Element data from apps and pages:
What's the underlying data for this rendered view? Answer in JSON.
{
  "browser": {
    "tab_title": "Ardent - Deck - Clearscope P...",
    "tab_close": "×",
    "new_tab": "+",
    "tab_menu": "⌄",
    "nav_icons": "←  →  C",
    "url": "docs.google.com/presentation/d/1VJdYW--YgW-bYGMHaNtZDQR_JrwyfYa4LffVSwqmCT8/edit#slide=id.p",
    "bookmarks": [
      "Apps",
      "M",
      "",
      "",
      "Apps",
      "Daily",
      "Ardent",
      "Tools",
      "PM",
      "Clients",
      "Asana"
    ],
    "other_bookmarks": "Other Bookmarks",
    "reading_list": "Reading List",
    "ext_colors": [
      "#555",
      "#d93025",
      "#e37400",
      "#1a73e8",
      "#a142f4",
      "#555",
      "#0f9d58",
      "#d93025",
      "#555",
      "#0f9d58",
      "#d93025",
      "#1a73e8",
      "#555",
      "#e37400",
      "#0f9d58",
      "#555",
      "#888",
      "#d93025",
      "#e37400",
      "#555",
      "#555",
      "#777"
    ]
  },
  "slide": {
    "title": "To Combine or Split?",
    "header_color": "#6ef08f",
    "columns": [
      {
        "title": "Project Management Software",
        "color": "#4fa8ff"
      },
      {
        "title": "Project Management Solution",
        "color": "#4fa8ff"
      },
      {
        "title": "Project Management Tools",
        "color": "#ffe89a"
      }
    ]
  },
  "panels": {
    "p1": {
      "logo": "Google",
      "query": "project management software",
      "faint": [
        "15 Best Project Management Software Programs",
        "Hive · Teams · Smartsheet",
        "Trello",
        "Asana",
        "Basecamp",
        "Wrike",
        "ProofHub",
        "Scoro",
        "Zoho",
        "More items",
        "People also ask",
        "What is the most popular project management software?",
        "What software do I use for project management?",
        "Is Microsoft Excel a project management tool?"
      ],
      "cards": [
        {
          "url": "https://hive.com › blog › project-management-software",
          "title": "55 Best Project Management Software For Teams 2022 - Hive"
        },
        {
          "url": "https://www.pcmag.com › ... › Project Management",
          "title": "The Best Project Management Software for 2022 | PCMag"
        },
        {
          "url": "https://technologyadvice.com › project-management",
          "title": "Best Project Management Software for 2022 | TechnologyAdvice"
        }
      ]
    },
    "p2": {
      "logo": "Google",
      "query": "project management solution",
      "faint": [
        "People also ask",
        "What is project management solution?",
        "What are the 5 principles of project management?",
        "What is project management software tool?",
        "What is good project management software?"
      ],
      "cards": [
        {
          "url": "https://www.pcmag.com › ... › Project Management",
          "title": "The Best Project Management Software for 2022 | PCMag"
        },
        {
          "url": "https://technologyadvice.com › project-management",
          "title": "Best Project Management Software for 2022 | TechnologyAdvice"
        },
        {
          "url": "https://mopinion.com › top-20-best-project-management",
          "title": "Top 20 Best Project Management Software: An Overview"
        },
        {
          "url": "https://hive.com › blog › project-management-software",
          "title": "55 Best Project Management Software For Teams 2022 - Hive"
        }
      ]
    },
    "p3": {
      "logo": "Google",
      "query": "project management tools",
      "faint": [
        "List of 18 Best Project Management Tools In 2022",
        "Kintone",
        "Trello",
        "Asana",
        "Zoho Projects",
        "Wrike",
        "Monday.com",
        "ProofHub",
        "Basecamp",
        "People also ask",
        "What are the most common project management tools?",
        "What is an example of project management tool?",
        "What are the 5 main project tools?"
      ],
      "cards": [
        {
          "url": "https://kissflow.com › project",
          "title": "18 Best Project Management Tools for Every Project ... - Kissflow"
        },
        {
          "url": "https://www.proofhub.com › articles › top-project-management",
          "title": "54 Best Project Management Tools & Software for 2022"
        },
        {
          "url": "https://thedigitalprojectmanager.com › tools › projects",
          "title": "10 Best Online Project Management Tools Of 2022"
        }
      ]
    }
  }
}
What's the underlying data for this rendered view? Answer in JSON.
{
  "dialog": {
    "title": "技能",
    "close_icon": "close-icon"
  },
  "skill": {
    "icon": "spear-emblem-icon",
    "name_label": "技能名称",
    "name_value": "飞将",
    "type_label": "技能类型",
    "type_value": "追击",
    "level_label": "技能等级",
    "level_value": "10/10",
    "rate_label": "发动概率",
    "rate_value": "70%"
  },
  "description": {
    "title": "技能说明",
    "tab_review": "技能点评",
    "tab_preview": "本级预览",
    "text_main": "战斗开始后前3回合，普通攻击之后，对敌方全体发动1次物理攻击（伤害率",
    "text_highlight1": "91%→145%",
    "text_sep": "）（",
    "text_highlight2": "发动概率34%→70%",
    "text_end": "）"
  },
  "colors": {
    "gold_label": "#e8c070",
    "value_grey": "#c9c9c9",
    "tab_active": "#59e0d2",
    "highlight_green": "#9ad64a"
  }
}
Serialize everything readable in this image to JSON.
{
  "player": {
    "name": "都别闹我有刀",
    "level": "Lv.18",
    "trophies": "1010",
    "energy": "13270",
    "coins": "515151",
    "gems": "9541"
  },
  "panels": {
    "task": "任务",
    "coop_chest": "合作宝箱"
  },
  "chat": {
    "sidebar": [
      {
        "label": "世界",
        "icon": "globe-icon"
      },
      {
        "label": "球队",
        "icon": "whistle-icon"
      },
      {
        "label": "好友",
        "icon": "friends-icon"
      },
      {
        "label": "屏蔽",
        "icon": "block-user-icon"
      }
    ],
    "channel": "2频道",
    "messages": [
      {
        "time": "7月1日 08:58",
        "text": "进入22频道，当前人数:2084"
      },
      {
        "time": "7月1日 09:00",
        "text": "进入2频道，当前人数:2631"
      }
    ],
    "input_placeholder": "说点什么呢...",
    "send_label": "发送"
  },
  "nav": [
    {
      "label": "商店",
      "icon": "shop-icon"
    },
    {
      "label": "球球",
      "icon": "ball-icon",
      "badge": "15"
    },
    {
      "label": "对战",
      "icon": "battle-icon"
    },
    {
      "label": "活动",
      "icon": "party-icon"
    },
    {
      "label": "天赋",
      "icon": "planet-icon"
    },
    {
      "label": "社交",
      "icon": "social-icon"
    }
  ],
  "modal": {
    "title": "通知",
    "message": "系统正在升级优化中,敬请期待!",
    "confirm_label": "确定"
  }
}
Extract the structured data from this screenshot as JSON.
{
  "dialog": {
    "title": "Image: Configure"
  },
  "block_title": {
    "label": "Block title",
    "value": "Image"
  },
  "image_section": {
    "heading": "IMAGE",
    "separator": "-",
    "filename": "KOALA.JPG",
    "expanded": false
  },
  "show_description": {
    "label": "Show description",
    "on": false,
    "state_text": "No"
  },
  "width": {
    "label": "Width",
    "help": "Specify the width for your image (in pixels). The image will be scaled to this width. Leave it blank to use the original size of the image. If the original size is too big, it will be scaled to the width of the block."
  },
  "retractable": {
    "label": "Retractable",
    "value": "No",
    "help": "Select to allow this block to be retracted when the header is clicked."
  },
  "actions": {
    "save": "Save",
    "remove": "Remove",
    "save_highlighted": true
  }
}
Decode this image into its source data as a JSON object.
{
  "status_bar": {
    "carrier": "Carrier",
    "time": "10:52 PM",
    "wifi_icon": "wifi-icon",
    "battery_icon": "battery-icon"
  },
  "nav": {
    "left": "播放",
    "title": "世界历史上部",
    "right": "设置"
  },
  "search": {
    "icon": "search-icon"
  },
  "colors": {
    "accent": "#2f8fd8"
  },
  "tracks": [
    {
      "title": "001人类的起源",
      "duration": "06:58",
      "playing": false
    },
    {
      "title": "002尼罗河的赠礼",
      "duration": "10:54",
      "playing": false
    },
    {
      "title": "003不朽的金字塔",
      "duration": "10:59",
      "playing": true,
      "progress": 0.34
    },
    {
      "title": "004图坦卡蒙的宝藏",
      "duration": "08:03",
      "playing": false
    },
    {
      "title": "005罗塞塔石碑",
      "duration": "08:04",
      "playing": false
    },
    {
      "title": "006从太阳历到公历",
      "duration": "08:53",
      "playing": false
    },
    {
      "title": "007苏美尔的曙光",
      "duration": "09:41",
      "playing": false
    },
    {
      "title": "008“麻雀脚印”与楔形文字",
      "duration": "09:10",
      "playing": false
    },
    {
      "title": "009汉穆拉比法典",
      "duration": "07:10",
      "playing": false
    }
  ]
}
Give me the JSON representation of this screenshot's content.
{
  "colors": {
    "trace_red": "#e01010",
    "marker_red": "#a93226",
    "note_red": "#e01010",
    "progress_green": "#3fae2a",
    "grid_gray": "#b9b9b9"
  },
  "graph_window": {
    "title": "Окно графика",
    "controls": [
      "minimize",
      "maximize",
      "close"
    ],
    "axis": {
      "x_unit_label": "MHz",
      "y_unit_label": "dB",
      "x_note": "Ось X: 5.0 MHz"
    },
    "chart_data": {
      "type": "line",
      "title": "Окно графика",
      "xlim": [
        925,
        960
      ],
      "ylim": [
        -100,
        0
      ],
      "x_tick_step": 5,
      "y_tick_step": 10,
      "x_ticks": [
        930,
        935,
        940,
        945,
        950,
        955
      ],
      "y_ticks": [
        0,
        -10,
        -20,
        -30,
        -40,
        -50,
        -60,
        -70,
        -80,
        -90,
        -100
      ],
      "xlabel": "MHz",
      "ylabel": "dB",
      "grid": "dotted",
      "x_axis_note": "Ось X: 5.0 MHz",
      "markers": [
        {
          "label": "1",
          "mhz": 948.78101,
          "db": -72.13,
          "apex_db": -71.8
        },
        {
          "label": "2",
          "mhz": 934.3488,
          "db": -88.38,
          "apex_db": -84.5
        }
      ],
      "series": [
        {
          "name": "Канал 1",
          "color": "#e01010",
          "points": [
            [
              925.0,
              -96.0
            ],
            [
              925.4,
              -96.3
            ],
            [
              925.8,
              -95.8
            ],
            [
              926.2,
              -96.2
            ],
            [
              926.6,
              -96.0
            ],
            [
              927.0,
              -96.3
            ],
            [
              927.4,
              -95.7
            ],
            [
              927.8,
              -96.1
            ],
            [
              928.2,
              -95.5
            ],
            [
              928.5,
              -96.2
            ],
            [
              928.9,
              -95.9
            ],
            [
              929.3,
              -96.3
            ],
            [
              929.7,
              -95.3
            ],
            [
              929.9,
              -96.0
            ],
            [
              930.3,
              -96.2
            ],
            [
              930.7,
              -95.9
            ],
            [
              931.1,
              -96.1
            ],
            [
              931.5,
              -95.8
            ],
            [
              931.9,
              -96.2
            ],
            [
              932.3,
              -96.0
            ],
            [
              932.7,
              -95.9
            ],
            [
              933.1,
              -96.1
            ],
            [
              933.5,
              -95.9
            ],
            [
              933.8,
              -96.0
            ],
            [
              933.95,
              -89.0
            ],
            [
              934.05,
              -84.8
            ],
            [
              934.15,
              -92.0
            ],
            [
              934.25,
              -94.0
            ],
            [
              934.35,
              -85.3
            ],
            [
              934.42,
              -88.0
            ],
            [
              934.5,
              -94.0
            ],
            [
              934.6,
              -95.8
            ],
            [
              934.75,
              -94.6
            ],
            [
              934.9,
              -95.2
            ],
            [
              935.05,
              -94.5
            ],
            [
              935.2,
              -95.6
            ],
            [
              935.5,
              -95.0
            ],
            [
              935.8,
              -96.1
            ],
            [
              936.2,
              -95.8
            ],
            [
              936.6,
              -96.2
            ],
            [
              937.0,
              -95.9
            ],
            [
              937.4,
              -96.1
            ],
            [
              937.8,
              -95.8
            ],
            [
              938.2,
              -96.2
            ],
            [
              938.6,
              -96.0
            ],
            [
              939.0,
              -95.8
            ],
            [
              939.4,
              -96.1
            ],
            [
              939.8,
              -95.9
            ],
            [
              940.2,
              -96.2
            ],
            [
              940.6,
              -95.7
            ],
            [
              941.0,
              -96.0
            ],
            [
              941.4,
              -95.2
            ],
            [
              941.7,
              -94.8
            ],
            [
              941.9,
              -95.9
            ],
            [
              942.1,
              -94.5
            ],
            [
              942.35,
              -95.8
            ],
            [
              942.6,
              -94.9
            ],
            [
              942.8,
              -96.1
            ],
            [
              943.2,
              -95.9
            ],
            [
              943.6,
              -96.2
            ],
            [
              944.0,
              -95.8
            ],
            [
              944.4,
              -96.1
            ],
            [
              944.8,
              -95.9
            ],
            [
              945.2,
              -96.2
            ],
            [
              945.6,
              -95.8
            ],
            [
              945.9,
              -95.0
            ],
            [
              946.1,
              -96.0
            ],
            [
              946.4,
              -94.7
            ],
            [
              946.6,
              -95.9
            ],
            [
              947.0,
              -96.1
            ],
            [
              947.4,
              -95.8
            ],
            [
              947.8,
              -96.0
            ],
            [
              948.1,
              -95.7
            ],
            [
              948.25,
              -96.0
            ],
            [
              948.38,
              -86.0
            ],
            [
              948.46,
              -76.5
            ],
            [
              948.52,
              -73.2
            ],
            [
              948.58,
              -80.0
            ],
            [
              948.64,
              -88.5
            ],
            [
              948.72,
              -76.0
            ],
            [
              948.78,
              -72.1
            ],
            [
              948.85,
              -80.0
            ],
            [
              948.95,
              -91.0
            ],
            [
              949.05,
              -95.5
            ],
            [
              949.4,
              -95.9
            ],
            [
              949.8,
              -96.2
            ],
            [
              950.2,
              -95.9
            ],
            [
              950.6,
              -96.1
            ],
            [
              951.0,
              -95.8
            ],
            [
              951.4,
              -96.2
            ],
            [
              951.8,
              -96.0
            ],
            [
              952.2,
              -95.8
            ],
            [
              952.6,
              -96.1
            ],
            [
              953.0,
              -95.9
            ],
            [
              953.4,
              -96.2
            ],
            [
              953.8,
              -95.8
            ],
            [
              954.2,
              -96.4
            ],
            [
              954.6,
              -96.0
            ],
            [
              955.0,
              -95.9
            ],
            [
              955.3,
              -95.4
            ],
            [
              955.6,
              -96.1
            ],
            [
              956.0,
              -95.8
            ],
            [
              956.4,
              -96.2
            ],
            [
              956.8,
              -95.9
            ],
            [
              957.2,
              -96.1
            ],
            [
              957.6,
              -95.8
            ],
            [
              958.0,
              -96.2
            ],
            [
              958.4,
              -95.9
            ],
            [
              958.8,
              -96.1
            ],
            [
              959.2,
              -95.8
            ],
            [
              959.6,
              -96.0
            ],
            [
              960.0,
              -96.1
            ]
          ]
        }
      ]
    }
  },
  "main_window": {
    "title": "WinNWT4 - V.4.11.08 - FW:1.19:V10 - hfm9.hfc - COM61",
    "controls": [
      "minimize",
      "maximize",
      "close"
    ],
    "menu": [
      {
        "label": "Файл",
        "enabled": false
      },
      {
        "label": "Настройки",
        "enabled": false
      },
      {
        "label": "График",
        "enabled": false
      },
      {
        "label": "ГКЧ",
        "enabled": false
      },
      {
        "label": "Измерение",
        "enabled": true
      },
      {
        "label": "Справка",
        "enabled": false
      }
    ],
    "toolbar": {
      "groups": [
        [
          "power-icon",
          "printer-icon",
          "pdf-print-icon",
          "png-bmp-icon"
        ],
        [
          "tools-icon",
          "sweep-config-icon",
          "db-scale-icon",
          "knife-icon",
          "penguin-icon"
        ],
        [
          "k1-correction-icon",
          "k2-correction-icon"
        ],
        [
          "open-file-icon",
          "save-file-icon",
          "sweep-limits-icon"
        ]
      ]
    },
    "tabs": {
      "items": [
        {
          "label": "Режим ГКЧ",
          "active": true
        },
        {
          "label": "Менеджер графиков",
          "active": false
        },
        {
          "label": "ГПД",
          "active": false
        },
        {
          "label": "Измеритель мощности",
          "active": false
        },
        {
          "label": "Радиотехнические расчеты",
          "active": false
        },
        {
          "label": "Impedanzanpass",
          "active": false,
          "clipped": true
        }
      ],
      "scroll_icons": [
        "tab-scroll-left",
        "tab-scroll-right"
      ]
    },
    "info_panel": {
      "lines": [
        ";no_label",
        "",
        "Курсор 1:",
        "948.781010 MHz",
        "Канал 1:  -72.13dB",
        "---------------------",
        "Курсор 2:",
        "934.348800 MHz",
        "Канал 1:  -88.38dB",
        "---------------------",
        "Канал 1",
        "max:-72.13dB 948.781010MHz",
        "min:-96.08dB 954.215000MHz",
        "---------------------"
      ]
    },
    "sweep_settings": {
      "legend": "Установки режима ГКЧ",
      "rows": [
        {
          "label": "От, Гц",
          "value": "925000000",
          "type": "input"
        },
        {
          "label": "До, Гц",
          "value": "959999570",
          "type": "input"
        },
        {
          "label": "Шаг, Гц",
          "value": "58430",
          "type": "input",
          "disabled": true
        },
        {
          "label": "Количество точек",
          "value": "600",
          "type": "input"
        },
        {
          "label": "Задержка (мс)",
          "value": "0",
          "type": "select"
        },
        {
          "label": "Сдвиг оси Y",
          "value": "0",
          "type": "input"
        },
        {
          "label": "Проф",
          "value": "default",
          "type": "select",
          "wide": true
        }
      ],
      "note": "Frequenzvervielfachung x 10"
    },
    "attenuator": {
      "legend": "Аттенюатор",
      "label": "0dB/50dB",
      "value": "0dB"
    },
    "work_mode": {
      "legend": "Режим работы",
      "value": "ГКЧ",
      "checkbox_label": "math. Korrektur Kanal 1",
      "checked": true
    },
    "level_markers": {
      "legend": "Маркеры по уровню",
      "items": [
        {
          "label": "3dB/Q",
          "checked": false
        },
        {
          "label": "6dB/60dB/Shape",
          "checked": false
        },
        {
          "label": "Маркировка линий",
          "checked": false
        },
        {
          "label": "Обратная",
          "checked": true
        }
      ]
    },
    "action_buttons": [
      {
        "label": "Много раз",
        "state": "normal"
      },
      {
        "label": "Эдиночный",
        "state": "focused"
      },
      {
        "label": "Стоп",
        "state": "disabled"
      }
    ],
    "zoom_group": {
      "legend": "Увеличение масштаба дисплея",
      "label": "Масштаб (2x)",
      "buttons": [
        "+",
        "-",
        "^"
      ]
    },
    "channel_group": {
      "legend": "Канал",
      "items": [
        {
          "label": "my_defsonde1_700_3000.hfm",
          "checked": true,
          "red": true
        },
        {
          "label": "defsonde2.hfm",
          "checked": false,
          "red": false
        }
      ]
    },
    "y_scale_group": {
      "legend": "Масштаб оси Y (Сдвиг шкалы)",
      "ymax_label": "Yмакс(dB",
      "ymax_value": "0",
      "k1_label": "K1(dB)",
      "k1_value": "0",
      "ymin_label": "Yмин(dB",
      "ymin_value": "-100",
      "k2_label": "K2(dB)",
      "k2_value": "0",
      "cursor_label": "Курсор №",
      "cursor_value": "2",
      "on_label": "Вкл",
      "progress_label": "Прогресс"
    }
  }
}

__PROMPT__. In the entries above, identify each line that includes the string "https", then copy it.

__SOLUTION TO THIS EXERCISE__.
          "url": "https://hive.com › blog › project-management-software",
          "url": "https://www.pcmag.com › ... › Project Management",
          "url": "https://technologyadvice.com › project-management",
          "url": "https://www.pcmag.com › ... › Project Management",
          "url": "https://technologyadvice.com › project-management",
          "url": "https://mopinion.com › top-20-best-project-management",
          "url": "https://hive.com › blog › project-management-software",
          "url": "https://kissflow.com › project",
          "url": "https://www.proofhub.com › articles › top-project-management",
          "url": "https://thedigitalprojectmanager.com › tools › projects",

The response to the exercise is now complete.